I was surprised by the transport department’s recent announcement that children under the age of three are now legally required to buckle up in the appropriate restraint system.
I was under the impression that this had always been the case, but a closer look at the National Road Traffic Regulations Act revealed that only older children and adults were named when it was first written all those years ago.
This was a massive oversight, but at least it’s been fixed. Now I can finally drive around town without losing my cool whenever I see a car with a young child jumping around on the back seat.
A while back I actually considered mounting a megaphone to the top of my car which I could use to reprimand ignorant parents about the latent meat missile on the rear seat.
“Meat missile” might seem a bit strong, but I remember reading a few years ago about a study on the subject. Engineers at a vehicle testing facility staged a crash with two small crash test dummies in the rear seats. One of them was fastened in a forward-facing child seat and the other was left unfastened.
The vehicle was propelled to around 80km/h, after which it hit a solid concrete wall. According to the data, the child in the booster seat suffered only minor injuries, but the unfastened child shot straight through the front windscreen and into the wall.
In a real crash, that child would have gone through the windscreen and into whatever had caused the accident. I may be wrong, but I’m guessing that hitting a solid immovable object at 80km/h probably has fatal consequences. That’s why I’m so glad the baby buckle-up law has come into force.
But there’s a big catch. Just because something is law doesn’t necessarily mean people will adhere to it. Take cellphone use while driving as a prime example. I see people typing away at their phones at every single intersection I stop at every day, and it’ll be the same story with the new baby seat law.
I’ve been doing some research on the topic and I’ve discovered three explanations as to why people don’t fasten their kids in properly.
The first is sheer ignorance or, as I like to call it, stupidity. I wish I could somehow paste the crash video to this page, but since that’s impossible, you’ll just have to search for it on YouTube. Watch that, and I promise you that you’ll never leave your child unbuckled ever again.

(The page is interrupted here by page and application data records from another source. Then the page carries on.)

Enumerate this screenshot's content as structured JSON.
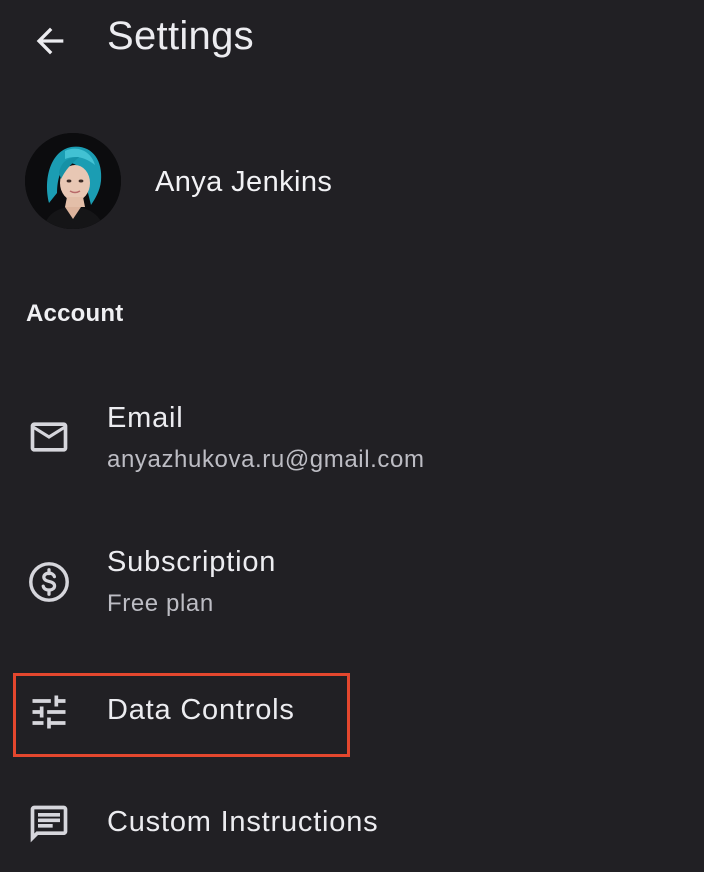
{
  "appbar": {
    "back_icon": "arrow-back-icon",
    "title": "Settings"
  },
  "profile": {
    "name": "Anya Jenkins",
    "avatar": "avatar-photo"
  },
  "section": {
    "account_label": "Account"
  },
  "items": [
    {
      "id": "email",
      "icon": "mail-icon",
      "title": "Email",
      "subtitle": "anyazhukova.ru@gmail.com"
    },
    {
      "id": "subscription",
      "icon": "dollar-circle-icon",
      "title": "Subscription",
      "subtitle": "Free plan"
    },
    {
      "id": "data-controls",
      "icon": "sliders-icon",
      "title": "Data Controls"
    },
    {
      "id": "custom-instructions",
      "icon": "message-icon",
      "title": "Custom Instructions"
    }
  ],
  "colors": {
    "background": "#212024",
    "text_primary": "#ececf0",
    "text_secondary": "#bdbdc4",
    "highlight": "#e4472e",
    "avatar_hair": "#1fa3b8"
  }
}
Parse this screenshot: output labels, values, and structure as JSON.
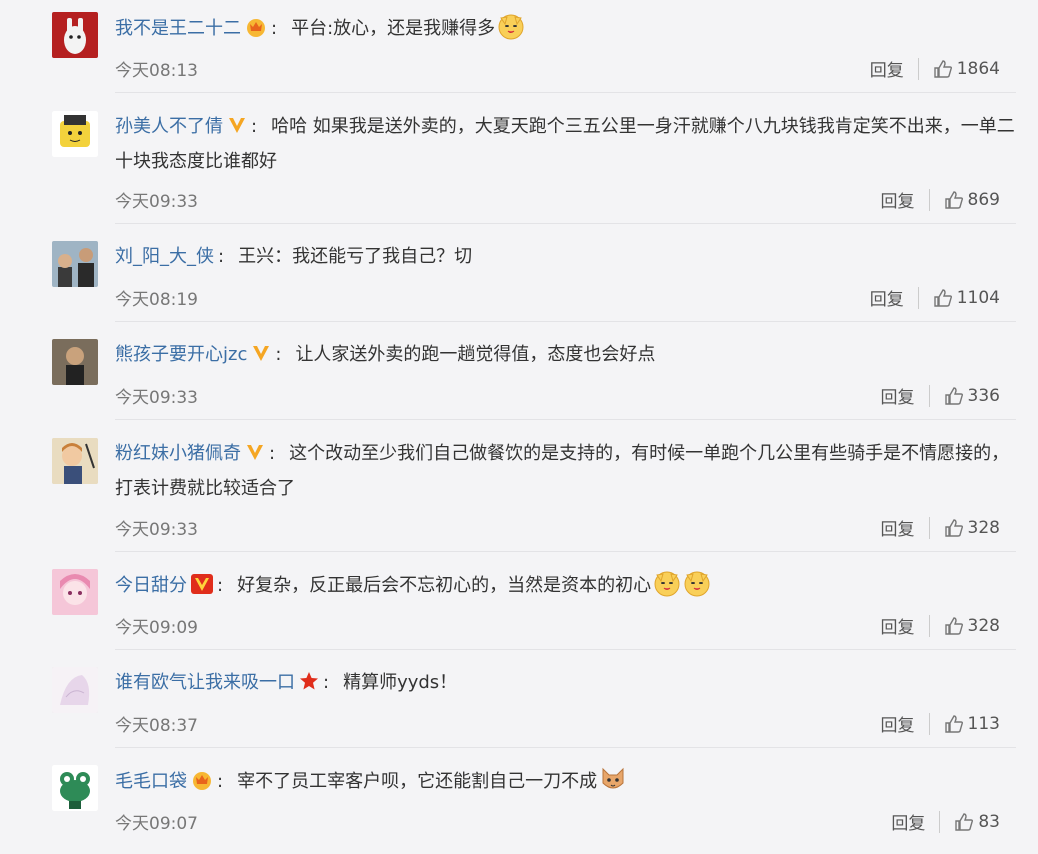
{
  "comments": [
    {
      "user": "我不是王二十二",
      "badge": "crown",
      "text": "平台:放心，还是我赚得多",
      "emojis": [
        "doge"
      ],
      "time": "今天08:13",
      "reply": "回复",
      "likes": "1864"
    },
    {
      "user": "孙美人不了倩",
      "badge": "v-yellow",
      "text": "哈哈 如果我是送外卖的，大夏天跑个三五公里一身汗就赚个八九块钱我肯定笑不出来，一单二十块我态度比谁都好",
      "emojis": [],
      "time": "今天09:33",
      "reply": "回复",
      "likes": "869"
    },
    {
      "user": "刘_阳_大_侠",
      "badge": "",
      "text": "王兴：我还能亏了我自己？切",
      "emojis": [],
      "time": "今天08:19",
      "reply": "回复",
      "likes": "1104"
    },
    {
      "user": "熊孩子要开心jzc",
      "badge": "v-yellow",
      "text": "让人家送外卖的跑一趟觉得值，态度也会好点",
      "emojis": [],
      "time": "今天09:33",
      "reply": "回复",
      "likes": "336"
    },
    {
      "user": "粉红妹小猪佩奇",
      "badge": "v-yellow",
      "text": "这个改动至少我们自己做餐饮的是支持的，有时候一单跑个几公里有些骑手是不情愿接的，打表计费就比较适合了",
      "emojis": [],
      "time": "今天09:33",
      "reply": "回复",
      "likes": "328"
    },
    {
      "user": "今日甜分",
      "badge": "v-red",
      "text": "好复杂，反正最后会不忘初心的，当然是资本的初心",
      "emojis": [
        "doge",
        "doge"
      ],
      "time": "今天09:09",
      "reply": "回复",
      "likes": "328"
    },
    {
      "user": "谁有欧气让我来吸一口",
      "badge": "star",
      "text": "精算师yyds！",
      "emojis": [],
      "time": "今天08:37",
      "reply": "回复",
      "likes": "113"
    },
    {
      "user": "毛毛口袋",
      "badge": "crown",
      "text": "宰不了员工宰客户呗，它还能割自己一刀不成",
      "emojis": [
        "cat"
      ],
      "time": "今天09:07",
      "reply": "回复",
      "likes": "83"
    }
  ],
  "colors": {
    "username": "#3b6ea5",
    "background": "#f4f4f6",
    "badge_yellow": "#f5a623",
    "badge_red": "#e02d1b"
  }
}
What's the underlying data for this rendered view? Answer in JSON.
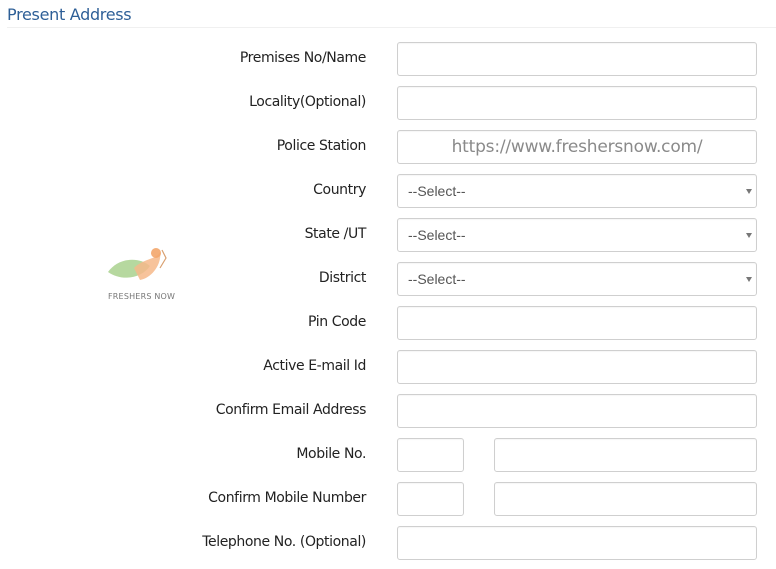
{
  "section": {
    "title": "Present Address"
  },
  "watermark": {
    "logo_text": "FRESHERS NOW"
  },
  "fields": [
    {
      "label": "Premises No/Name",
      "type": "text",
      "value": ""
    },
    {
      "label": "Locality(Optional)",
      "type": "text",
      "value": ""
    },
    {
      "label": "Police Station",
      "type": "text",
      "value": "https://www.freshersnow.com/"
    },
    {
      "label": "Country",
      "type": "select",
      "value": "--Select--"
    },
    {
      "label": "State /UT",
      "type": "select",
      "value": "--Select--"
    },
    {
      "label": "District",
      "type": "select",
      "value": "--Select--"
    },
    {
      "label": "Pin Code",
      "type": "text",
      "value": ""
    },
    {
      "label": "Active E-mail Id",
      "type": "text",
      "value": ""
    },
    {
      "label": "Confirm Email Address",
      "type": "text",
      "value": ""
    },
    {
      "label": "Mobile No.",
      "type": "split",
      "code": "",
      "value": ""
    },
    {
      "label": "Confirm Mobile Number",
      "type": "split",
      "code": "",
      "value": ""
    },
    {
      "label": "Telephone No. (Optional)",
      "type": "text",
      "value": ""
    }
  ],
  "colors": {
    "heading": "#2e5f97",
    "border": "#cfcfcf"
  }
}
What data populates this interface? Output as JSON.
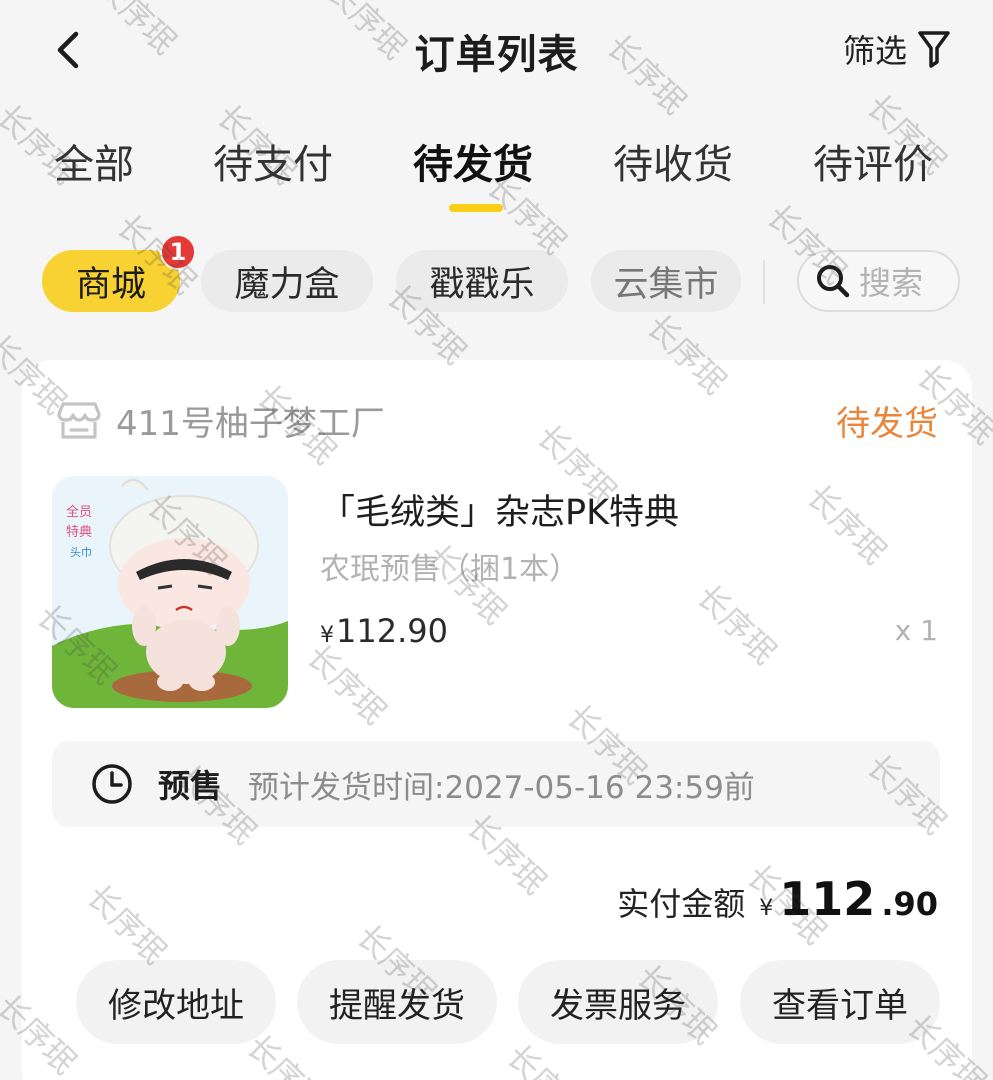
{
  "header": {
    "title": "订单列表",
    "filter_label": "筛选"
  },
  "tabs": [
    {
      "label": "全部",
      "active": false
    },
    {
      "label": "待支付",
      "active": false
    },
    {
      "label": "待发货",
      "active": true
    },
    {
      "label": "待收货",
      "active": false
    },
    {
      "label": "待评价",
      "active": false
    }
  ],
  "chips": [
    {
      "label": "商城",
      "active": true,
      "badge": "1"
    },
    {
      "label": "魔力盒",
      "active": false
    },
    {
      "label": "戳戳乐",
      "active": false
    },
    {
      "label": "云集市",
      "active": false
    }
  ],
  "search": {
    "placeholder": "搜索"
  },
  "order": {
    "shop_name": "411号柚子梦工厂",
    "status": "待发货",
    "product": {
      "title": "「毛绒类」杂志PK特典",
      "subtitle": "农珉预售（捆1本）",
      "currency": "¥",
      "price": "112.90",
      "quantity": "x 1"
    },
    "presale": {
      "label": "预售",
      "ship_time": "预计发货时间:2027-05-16 23:59前"
    },
    "total": {
      "label": "实付金额",
      "currency": "¥",
      "integer": "112",
      "decimal": ".90"
    },
    "actions": [
      "修改地址",
      "提醒发货",
      "发票服务",
      "查看订单"
    ]
  },
  "watermark": "长序珉",
  "colors": {
    "accent_yellow": "#f8d232",
    "status_orange": "#e8863c",
    "badge_red": "#e53935"
  },
  "icons": {
    "back": "chevron-left-icon",
    "filter": "funnel-icon",
    "search": "search-icon",
    "shop": "store-icon",
    "clock": "clock-icon"
  }
}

The second reason is affordability. I can understand this argument to a certain extent, as I recently made a massive dent in my PlayStation 4 fund when we needed a new child seat. Prices start at around R700, but a fairly decent one with side impact protection, three-slot harness and cup holders will set you back a few thousand.
I also found a few places that refurbish old child seats and sell them at a massive discount, which means the argument about cost doesn’t really hold up. If you can afford a car, you can afford a child seat.
The third excuse is probably the most idiotic of the lot. “My child doesn’t like to be restrained. He gets finicky and cries the whole way.”
My response might sound a bit harsh, but would you rather have an annoying child or a dead one? It really is as simple as that.
I normally don’t put much stock in self-help books, but the What to Expect series is absolutely brilliant, especially on the topic of car safety for kids.
It’s true that children don’t like to be restrained. I know this from experience, but What to Expect taught me an easy to use ploy that might come in handy if you’ve never heard of it before.
Small children are highly impressionable, which means you only need to set a good example and they’ll follow in your footsteps. At first I thought this was just some new age parenting nonsense, but then we tried it and it worked like a charm.
While I buckle up my son, my wife gets in and buckles herself up so he can see. We make a rather big deal of it, explaining that Mommy wears her seatbelt because it’s the right thing to do. Afterwards, I get in as well and the process is repeated.
We did this a few times and now the crying and wrestling out of the seat has stopped completely. I put him in the seat and he just accepts that he has to wear a seatbelt.
So there’s really no excuse for not restraining your kids in the car. It may seem like a struggle to some, but what’s a few lost minutes here and there when they result in the most precious thing in your life being as safe as he/she could possibly be?